They have always been hugely ambitious in everything they do but of all the clubs scarred by the economic downturn, Portlaoise was unrivalled, having been initially burdened by a debt standing in the region of ¤6.5m.
The club took a costly risk by entering into a deal with Firestone Developments, who agreed to purchase their grounds for ¤19m, provided it got planning permission for a mixed development.
Having earmarked a new site on the edge of town for modern club facilities and multiple pitches, a pre-payment of ¤6.5m from Firestone allowed Portlaoise to purchase land in Rathleague and begin the development. Yet in December 2008, Firestone's bid for planning was rejected by an Bord Pleanála after an appeal from local residents.
Firestone serviced the debt in 2009 but having bought the land in Rathleague, Portlaoise were forced to ask club members to try and supplement some part of the funding requirement.
They were gifted sizeable porta-cabins by the Civil Defence, and local county council and a raft of volunteers fitted them as makeshift dressing-rooms.
Current Laois hurling manager, Seamus 'Cheddar' Plunkett provided the funds himself for a huge hanger and kitted it out as a gym.
Despite the threat of repossession hanging over the club, it really galvanised 'the Town'. It brought everyone closer together. Even those who had opposed the original decision to move returned and pulled their weight.
Portlaoise will never have the state-of-the-art facilities they originally envisaged but Rathleague now represents something much deeper and meaningful. Eight pitches, a hurling wall, gym and dressing-rooms were effectively built with their own hands.
Toxic debt still clings to the club but Portlaoise have reached a confidential resolution which has ring-fenced and protected everything they now have in Rathleague.
Brokering that deal has been huge towards safeguarding and developing the club's future.
The resilience of 'the Town' has been visible everywhere. They have managed to keep winning, to keep on keeping on.

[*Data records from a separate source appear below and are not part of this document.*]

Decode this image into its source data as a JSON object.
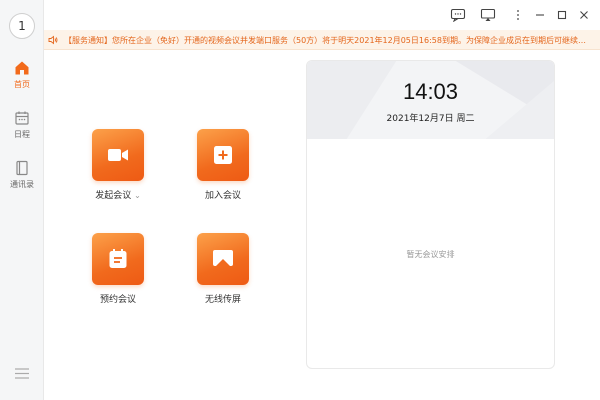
{
  "sidebar": {
    "avatar_text": "1",
    "items": [
      {
        "label": "首页",
        "icon": "home-icon",
        "active": true
      },
      {
        "label": "日程",
        "icon": "calendar-icon",
        "active": false
      },
      {
        "label": "通讯录",
        "icon": "contacts-icon",
        "active": false
      }
    ],
    "menu_icon": "hamburger-menu-icon"
  },
  "titlebar": {
    "buttons": [
      "message-icon",
      "screen-cast-icon",
      "more-icon",
      "minimize-icon",
      "maximize-icon",
      "close-icon"
    ]
  },
  "notice": {
    "text": "【服务通知】您所在企业（免好）开通的视频会议并发端口服务（50方）将于明天2021年12月05日16:58到期。为保障企业成员在到期后可继续正常使用..."
  },
  "actions": [
    {
      "label": "发起会议",
      "icon": "video-camera-icon",
      "has_dropdown": true
    },
    {
      "label": "加入会议",
      "icon": "plus-icon",
      "has_dropdown": false
    },
    {
      "label": "预约会议",
      "icon": "calendar-schedule-icon",
      "has_dropdown": false
    },
    {
      "label": "无线传屏",
      "icon": "screen-share-icon",
      "has_dropdown": false
    }
  ],
  "schedule": {
    "time": "14:03",
    "date": "2021年12月7日 周二",
    "empty_text": "暂无会议安排"
  },
  "colors": {
    "accent": "#f26a1b",
    "notice_bg": "#fdf3e8",
    "sidebar_bg": "#f5f6f7"
  }
}
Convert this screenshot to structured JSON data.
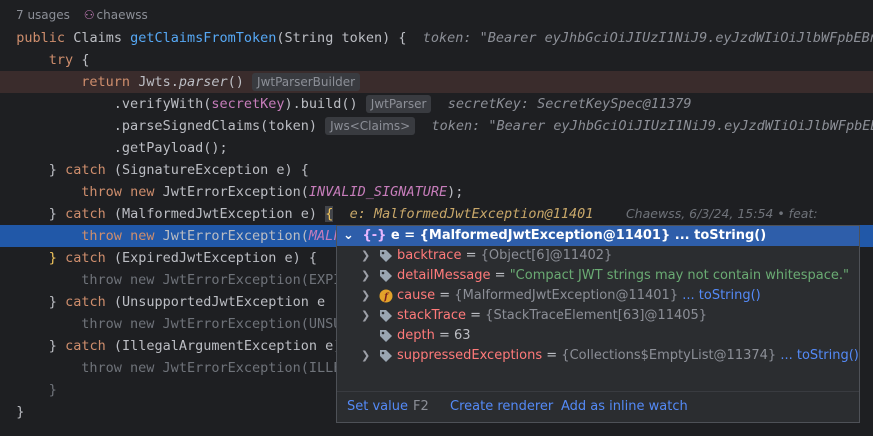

They have never known anything else. When Portlaoise won their last Leinster title in 2009, it came shortly after the tragic death of one of their best young players, Peter McNulty.
A remarkable closeness has always sustained this group in the face of tragedy.
Adrian Kelly's mother, Gretta, passed away suddenly before the 2013 Leinster quarter-final against Longford Slashers.
A few days later, Portlaoise came back from eight points down in the second half to win in extra-time. One of the game's decisive late scores was kicked by Kelly.
After retiring from playing last year, Malachy McNulty, Peter's brother, took over the team this season.
The day before they played Sarsfields in the Leinster club championship, his mother Violet passed away. Violet wanted the game to go ahead.
She was buried the morning after Portlaoise had dug deep to eke out a one-point victory against the Kildare champions.
Portlaoise have always had a remarkable spirit but they'll need it on Sunday more than ever against Ballyboden St Enda's.
Despite their domestic dominance, they haven't been able to crack the Dublin champions in the last decade.
Their last win against a Dublin club was against Kilmacud Crokes in 2004. In the meantime, they've lost to St Vincent's (twice), Kilmacud, St Brigid's and Ballymun Kickhams.
On Sunday, Portlaoise will try again. They are underdogs but they believe they can win. Because 'the Town' always do.